*** Opening of INPUT DATA ***
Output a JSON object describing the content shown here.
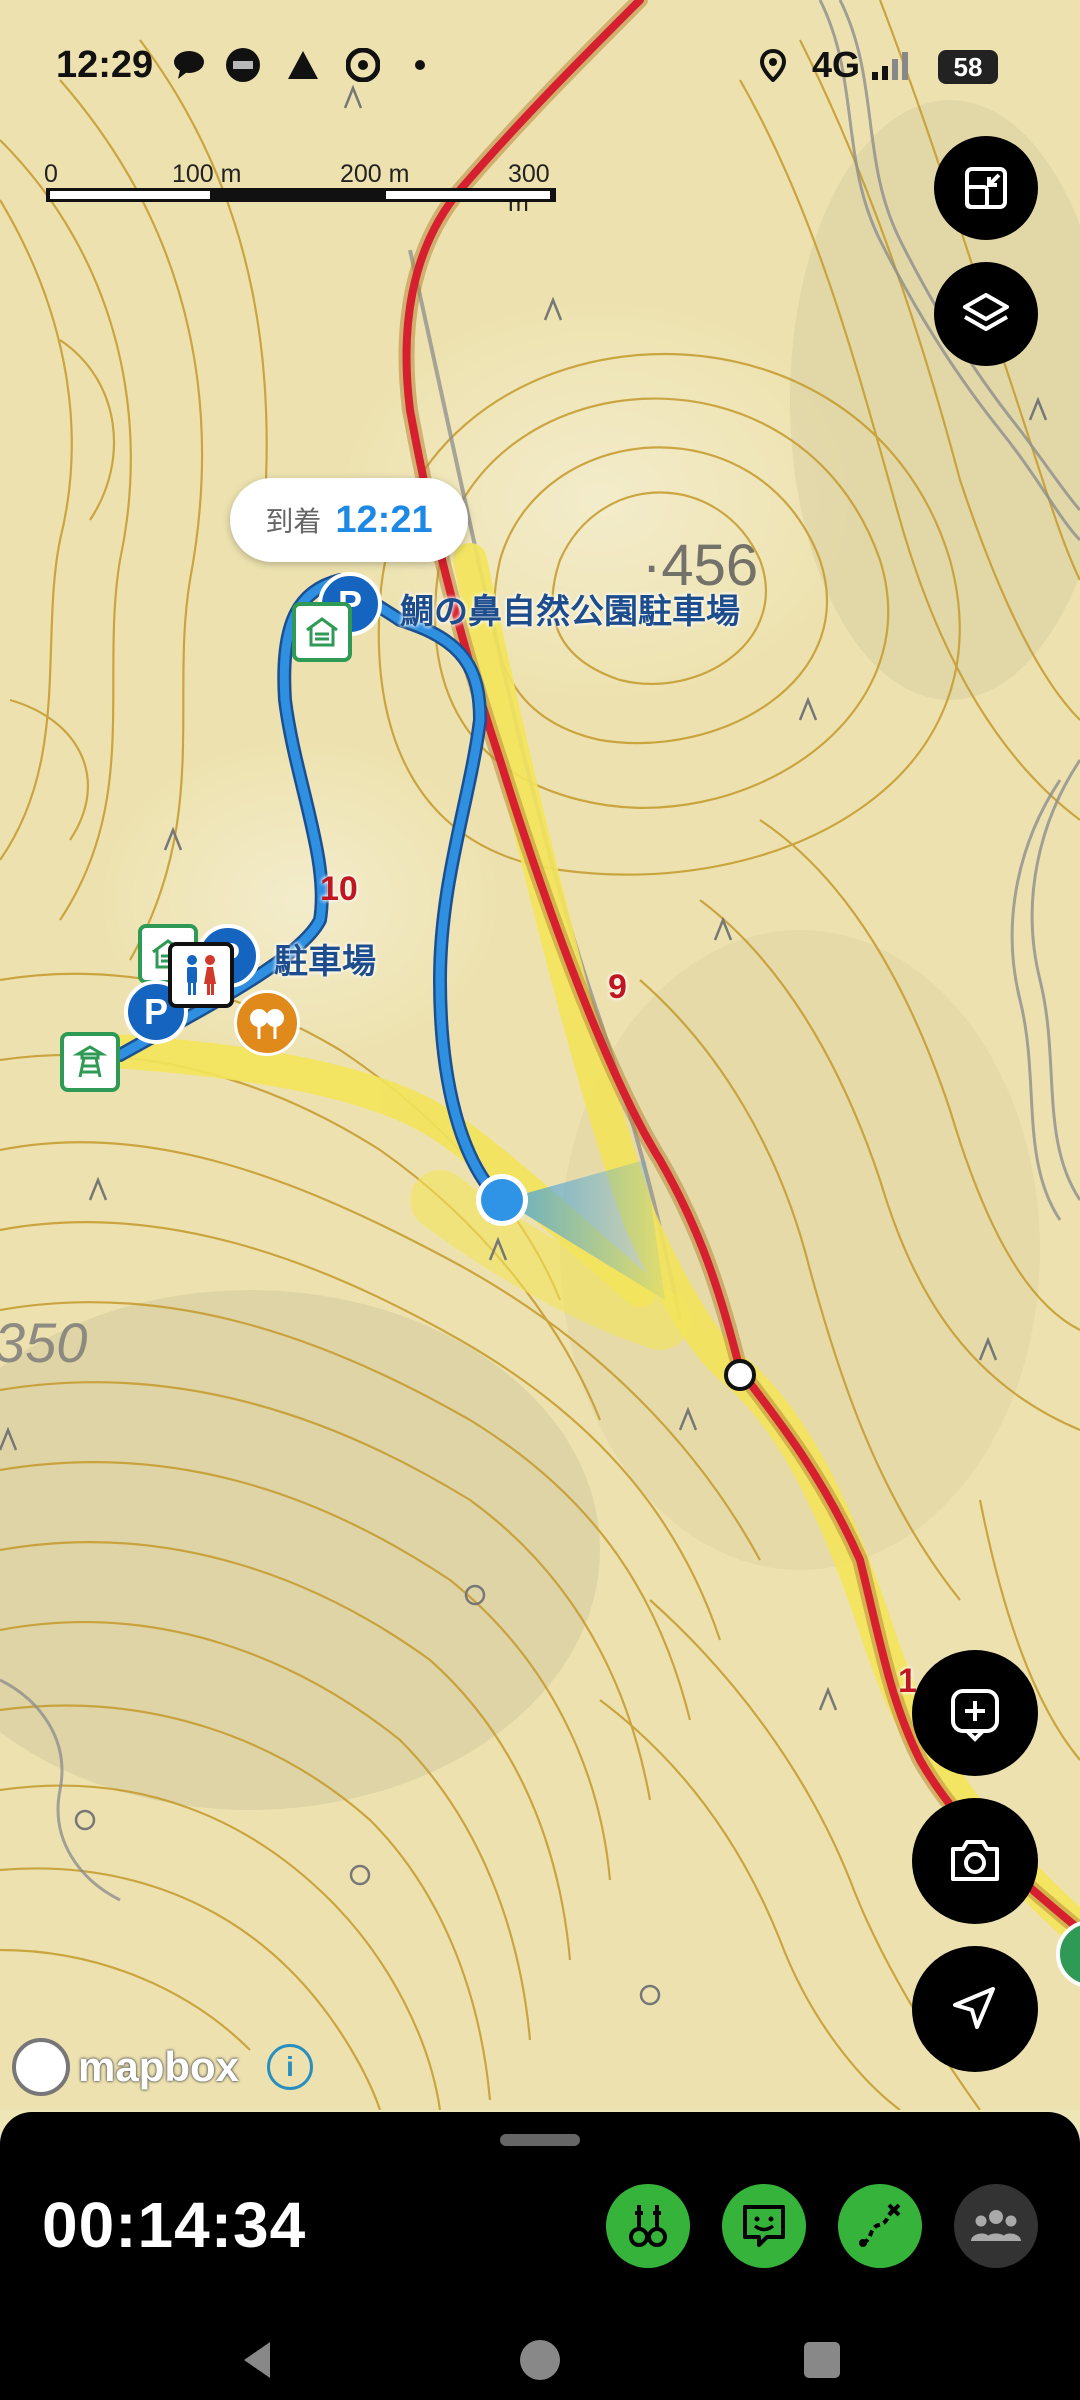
{
  "status_bar": {
    "time": "12:29",
    "network": "4G",
    "battery": "58",
    "icons": [
      "chat-bubble-icon",
      "zozotown-icon",
      "triangle-app-icon",
      "chrome-icon",
      "dot-icon",
      "location-icon",
      "signal-icon"
    ]
  },
  "map": {
    "scale": {
      "labels": [
        "0",
        "100 m",
        "200 m",
        "300 m"
      ]
    },
    "arrival": {
      "label": "到着",
      "time": "12:21"
    },
    "places": {
      "parking_main": "鯛の鼻自然公園駐車場",
      "parking_small": "駐車場"
    },
    "elevations": {
      "peak": "456",
      "contour": "350"
    },
    "route_markers": {
      "km10": "10",
      "km9": "9",
      "km11": "1"
    },
    "attribution": {
      "brand": "mapbox",
      "info": "i"
    },
    "colors": {
      "track": "#1e88e5",
      "planned_route": "#d6202f",
      "trail_highlight": "#f3e45a",
      "contour": "#c49a2c"
    },
    "buttons": [
      "fullscreen-toggle-button",
      "layers-button",
      "add-waypoint-button",
      "camera-button",
      "navigate-button"
    ]
  },
  "panel": {
    "elapsed_time": "00:14:34",
    "buttons": [
      "gps-poles-button",
      "emoji-chat-button",
      "route-share-button",
      "group-button"
    ],
    "accent": "#36b33a"
  },
  "nav": {
    "buttons": [
      "back-button",
      "home-button",
      "recents-button"
    ]
  }
}
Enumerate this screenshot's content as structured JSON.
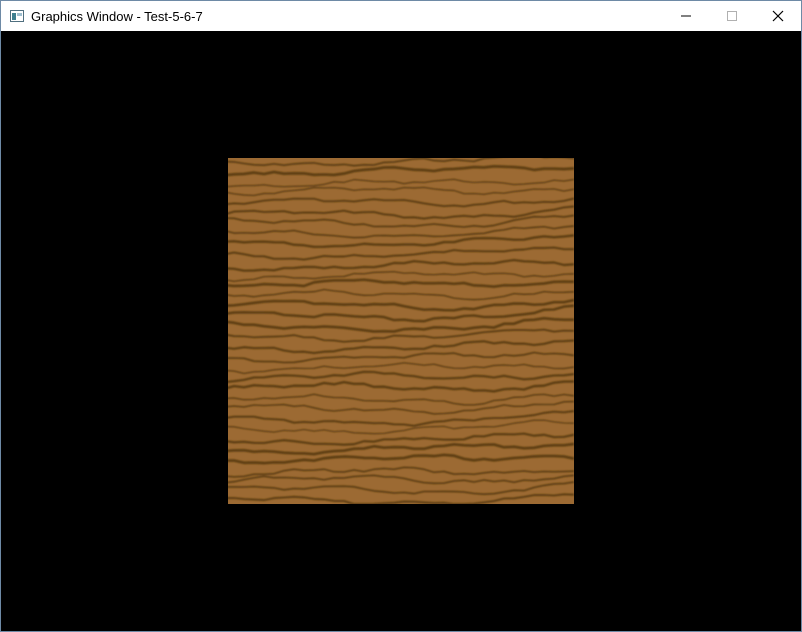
{
  "window": {
    "title": "Graphics Window - Test-5-6-7",
    "icon": "app-window-icon",
    "controls": [
      "minimize-icon",
      "maximize-icon",
      "close-icon"
    ]
  },
  "scene": {
    "background_color": "#000000",
    "texture": "wood-grain",
    "base_color": "#9c6a33",
    "grain_color": "#5a3a10"
  }
}
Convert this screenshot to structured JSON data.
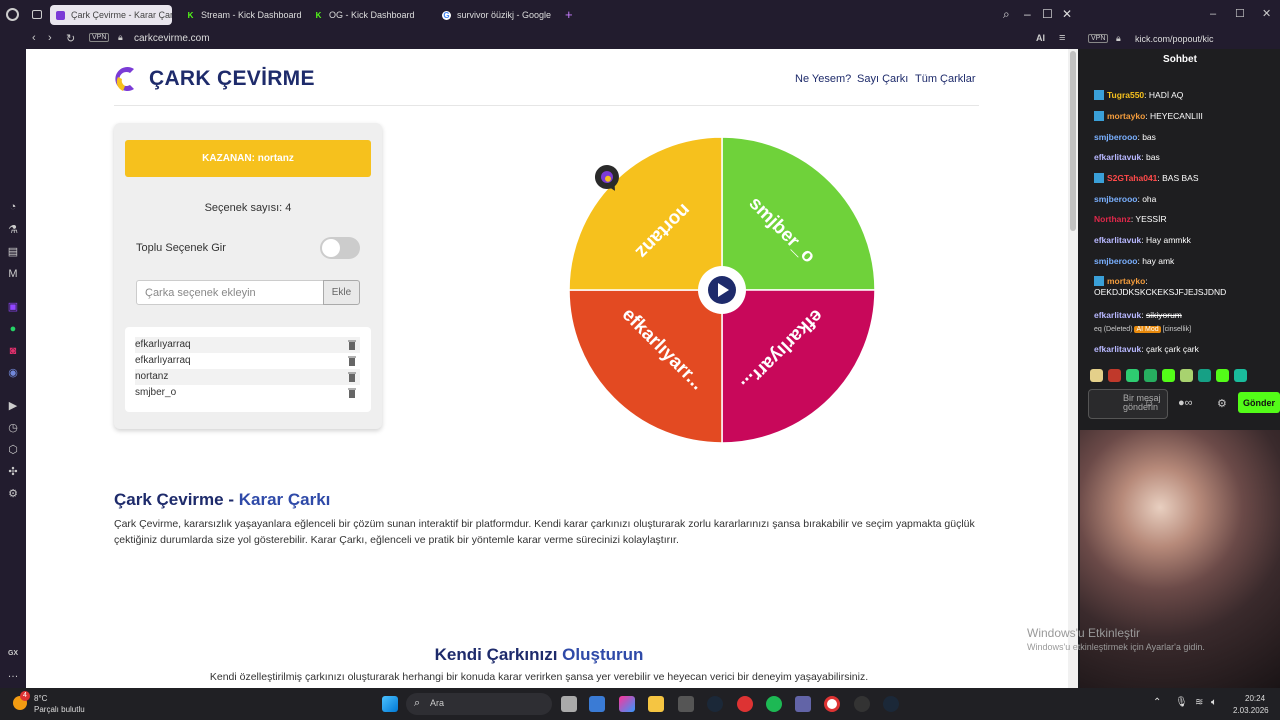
{
  "browser": {
    "tabs": [
      {
        "label": "Çark Çevirme - Karar Çarkı"
      },
      {
        "label": "Stream - Kick Dashboard"
      },
      {
        "label": "OG - Kick Dashboard"
      },
      {
        "label": "survivor öüzikj - Google"
      }
    ],
    "url": "carkcevirme.com",
    "vpn": "VPN",
    "ai": "AI"
  },
  "site": {
    "brand": "ÇARK ÇEVİRME",
    "nav": [
      "Ne Yesem?",
      "Sayı Çarkı",
      "Tüm Çarklar"
    ]
  },
  "panel": {
    "winner": "KAZANAN: nortanz",
    "count": "Seçenek sayısı: 4",
    "bulk_label": "Toplu Seçenek Gir",
    "input_placeholder": "Çarka seçenek ekleyin",
    "add_label": "Ekle",
    "options": [
      "efkarlıyarraq",
      "efkarlıyarraq",
      "nortanz",
      "smjber_o"
    ]
  },
  "wheel": {
    "segments": [
      {
        "label": "smjber_o",
        "color": "#6fd23a"
      },
      {
        "label": "efkarlıyarr...",
        "color": "#c8085a"
      },
      {
        "label": "efkarlıyarr...",
        "color": "#e34a22"
      },
      {
        "label": "nortanz",
        "color": "#f6c11d"
      }
    ]
  },
  "content": {
    "h1_a": "Çark Çevirme - ",
    "h1_b": "Karar Çarkı",
    "p1": "Çark Çevirme, kararsızlık yaşayanlara eğlenceli bir çözüm sunan interaktif bir platformdur. Kendi karar çarkınızı oluşturarak zorlu kararlarınızı şansa bırakabilir ve seçim yapmakta güçlük çektiğiniz durumlarda size yol gösterebilir. Karar Çarkı, eğlenceli ve pratik bir yöntemle karar verme sürecinizi kolaylaştırır.",
    "h2_a": "Kendi Çarkınızı ",
    "h2_b": "Oluşturun",
    "p2": "Kendi özelleştirilmiş çarkınızı oluşturarak herhangi bir konuda karar verirken şansa yer verebilir ve heyecan verici bir deneyim yaşayabilirsiniz."
  },
  "chat": {
    "url": "kick.com/popout/kic",
    "title": "Sohbet",
    "messages": [
      {
        "user": "Tugra550",
        "text": "HADİ AQ",
        "color": "#f6c11d",
        "badge": true
      },
      {
        "user": "mortayko",
        "text": "HEYECANLIII",
        "color": "#f39c3c",
        "badge": true
      },
      {
        "user": "smjberooo",
        "text": "bas",
        "color": "#7ab0ff",
        "badge": false
      },
      {
        "user": "efkarlitavuk",
        "text": "bas",
        "color": "#b8b8ff",
        "badge": false
      },
      {
        "user": "S2GTaha041",
        "text": "BAS BAS",
        "color": "#ff4a4a",
        "badge": true
      },
      {
        "user": "smjberooo",
        "text": "oha",
        "color": "#7ab0ff",
        "badge": false
      },
      {
        "user": "Northanz",
        "text": "YESSİR",
        "color": "#e0284a",
        "badge": false
      },
      {
        "user": "efkarlitavuk",
        "text": "Hay ammkk",
        "color": "#b8b8ff",
        "badge": false
      },
      {
        "user": "smjberooo",
        "text": "hay amk",
        "color": "#7ab0ff",
        "badge": false
      },
      {
        "user": "mortayko",
        "text": "OEKDJDKSKCKEKSJFJEJSJDND",
        "color": "#f39c3c",
        "badge": true
      },
      {
        "user": "efkarlitavuk",
        "text": "sikiyorum",
        "color": "#b8b8ff",
        "badge": false
      },
      {
        "user": "efkarlitavuk",
        "text": "çark çark çark",
        "color": "#b8b8ff",
        "badge": false
      }
    ],
    "deleted_note": "eq (Deleted)",
    "ai_mod": "AI Mod",
    "ai_reason": "[cinsellik]",
    "input_placeholder": "Bir mesaj gönderin",
    "send": "Gönder"
  },
  "windows": {
    "activate_1": "Windows'u Etkinleştir",
    "activate_2": "Windows'u etkinleştirmek için Ayarlar'a gidin.",
    "weather_temp": "8°C",
    "weather_desc": "Parçalı bulutlu",
    "search": "Ara",
    "notif_count": "4",
    "time": "20:24",
    "date": "2.03.2026",
    "gx": "GX"
  }
}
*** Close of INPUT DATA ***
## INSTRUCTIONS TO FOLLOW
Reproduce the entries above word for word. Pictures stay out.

## ANSWER AREA
Output a JSON object describing the content shown here.
{
  "status_bar": {
    "time": "12:29",
    "network": "4G",
    "battery": "58",
    "icons": [
      "chat-bubble-icon",
      "zozotown-icon",
      "triangle-app-icon",
      "chrome-icon",
      "dot-icon",
      "location-icon",
      "signal-icon"
    ]
  },
  "map": {
    "scale": {
      "labels": [
        "0",
        "100 m",
        "200 m",
        "300 m"
      ]
    },
    "arrival": {
      "label": "到着",
      "time": "12:21"
    },
    "places": {
      "parking_main": "鯛の鼻自然公園駐車場",
      "parking_small": "駐車場"
    },
    "elevations": {
      "peak": "456",
      "contour": "350"
    },
    "route_markers": {
      "km10": "10",
      "km9": "9",
      "km11": "1"
    },
    "attribution": {
      "brand": "mapbox",
      "info": "i"
    },
    "colors": {
      "track": "#1e88e5",
      "planned_route": "#d6202f",
      "trail_highlight": "#f3e45a",
      "contour": "#c49a2c"
    },
    "buttons": [
      "fullscreen-toggle-button",
      "layers-button",
      "add-waypoint-button",
      "camera-button",
      "navigate-button"
    ]
  },
  "panel": {
    "elapsed_time": "00:14:34",
    "buttons": [
      "gps-poles-button",
      "emoji-chat-button",
      "route-share-button",
      "group-button"
    ],
    "accent": "#36b33a"
  },
  "nav": {
    "buttons": [
      "back-button",
      "home-button",
      "recents-button"
    ]
  }
}
Enumerate this screenshot's content as structured JSON.
{
  "window": {
    "title": "Graphics Window - Test-5-6-7",
    "icon": "app-window-icon",
    "controls": [
      "minimize-icon",
      "maximize-icon",
      "close-icon"
    ]
  },
  "scene": {
    "background_color": "#000000",
    "texture": "wood-grain",
    "base_color": "#9c6a33",
    "grain_color": "#5a3a10"
  }
}
Convert this screenshot to structured JSON data.
{
  "browser": {
    "tabs": [
      {
        "label": "Çark Çevirme - Karar Çarkı"
      },
      {
        "label": "Stream - Kick Dashboard"
      },
      {
        "label": "OG - Kick Dashboard"
      },
      {
        "label": "survivor öüzikj - Google"
      }
    ],
    "url": "carkcevirme.com",
    "vpn": "VPN",
    "ai": "AI"
  },
  "site": {
    "brand": "ÇARK ÇEVİRME",
    "nav": [
      "Ne Yesem?",
      "Sayı Çarkı",
      "Tüm Çarklar"
    ]
  },
  "panel": {
    "winner": "KAZANAN: nortanz",
    "count": "Seçenek sayısı: 4",
    "bulk_label": "Toplu Seçenek Gir",
    "input_placeholder": "Çarka seçenek ekleyin",
    "add_label": "Ekle",
    "options": [
      "efkarlıyarraq",
      "efkarlıyarraq",
      "nortanz",
      "smjber_o"
    ]
  },
  "wheel": {
    "segments": [
      {
        "label": "smjber_o",
        "color": "#6fd23a"
      },
      {
        "label": "efkarlıyarr...",
        "color": "#c8085a"
      },
      {
        "label": "efkarlıyarr...",
        "color": "#e34a22"
      },
      {
        "label": "nortanz",
        "color": "#f6c11d"
      }
    ]
  },
  "content": {
    "h1_a": "Çark Çevirme - ",
    "h1_b": "Karar Çarkı",
    "p1": "Çark Çevirme, kararsızlık yaşayanlara eğlenceli bir çözüm sunan interaktif bir platformdur. Kendi karar çarkınızı oluşturarak zorlu kararlarınızı şansa bırakabilir ve seçim yapmakta güçlük çektiğiniz durumlarda size yol gösterebilir. Karar Çarkı, eğlenceli ve pratik bir yöntemle karar verme sürecinizi kolaylaştırır.",
    "h2_a": "Kendi Çarkınızı ",
    "h2_b": "Oluşturun",
    "p2": "Kendi özelleştirilmiş çarkınızı oluşturarak herhangi bir konuda karar verirken şansa yer verebilir ve heyecan verici bir deneyim yaşayabilirsiniz."
  },
  "chat": {
    "url": "kick.com/popout/kic",
    "title": "Sohbet",
    "messages": [
      {
        "user": "Tugra550",
        "text": "HADİ AQ",
        "color": "#f6c11d",
        "badge": true
      },
      {
        "user": "mortayko",
        "text": "HEYECANLIII",
        "color": "#f39c3c",
        "badge": true
      },
      {
        "user": "smjberooo",
        "text": "bas",
        "color": "#7ab0ff",
        "badge": false
      },
      {
        "user": "efkarlitavuk",
        "text": "bas",
        "color": "#b8b8ff",
        "badge": false
      },
      {
        "user": "S2GTaha041",
        "text": "BAS BAS",
        "color": "#ff4a4a",
        "badge": true
      },
      {
        "user": "smjberooo",
        "text": "oha",
        "color": "#7ab0ff",
        "badge": false
      },
      {
        "user": "Northanz",
        "text": "YESSİR",
        "color": "#e0284a",
        "badge": false
      },
      {
        "user": "efkarlitavuk",
        "text": "Hay ammkk",
        "color": "#b8b8ff",
        "badge": false
      },
      {
        "user": "smjberooo",
        "text": "hay amk",
        "color": "#7ab0ff",
        "badge": false
      },
      {
        "user": "mortayko",
        "text": "OEKDJDKSKCKEKSJFJEJSJDND",
        "color": "#f39c3c",
        "badge": true
      },
      {
        "user": "efkarlitavuk",
        "text": "sikiyorum",
        "color": "#b8b8ff",
        "badge": false
      },
      {
        "user": "efkarlitavuk",
        "text": "çark çark çark",
        "color": "#b8b8ff",
        "badge": false
      }
    ],
    "deleted_note": "eq (Deleted)",
    "ai_mod": "AI Mod",
    "ai_reason": "[cinsellik]",
    "input_placeholder": "Bir mesaj gönderin",
    "send": "Gönder"
  },
  "windows": {
    "activate_1": "Windows'u Etkinleştir",
    "activate_2": "Windows'u etkinleştirmek için Ayarlar'a gidin.",
    "weather_temp": "8°C",
    "weather_desc": "Parçalı bulutlu",
    "search": "Ara",
    "notif_count": "4",
    "time": "20:24",
    "date": "2.03.2026",
    "gx": "GX"
  }
}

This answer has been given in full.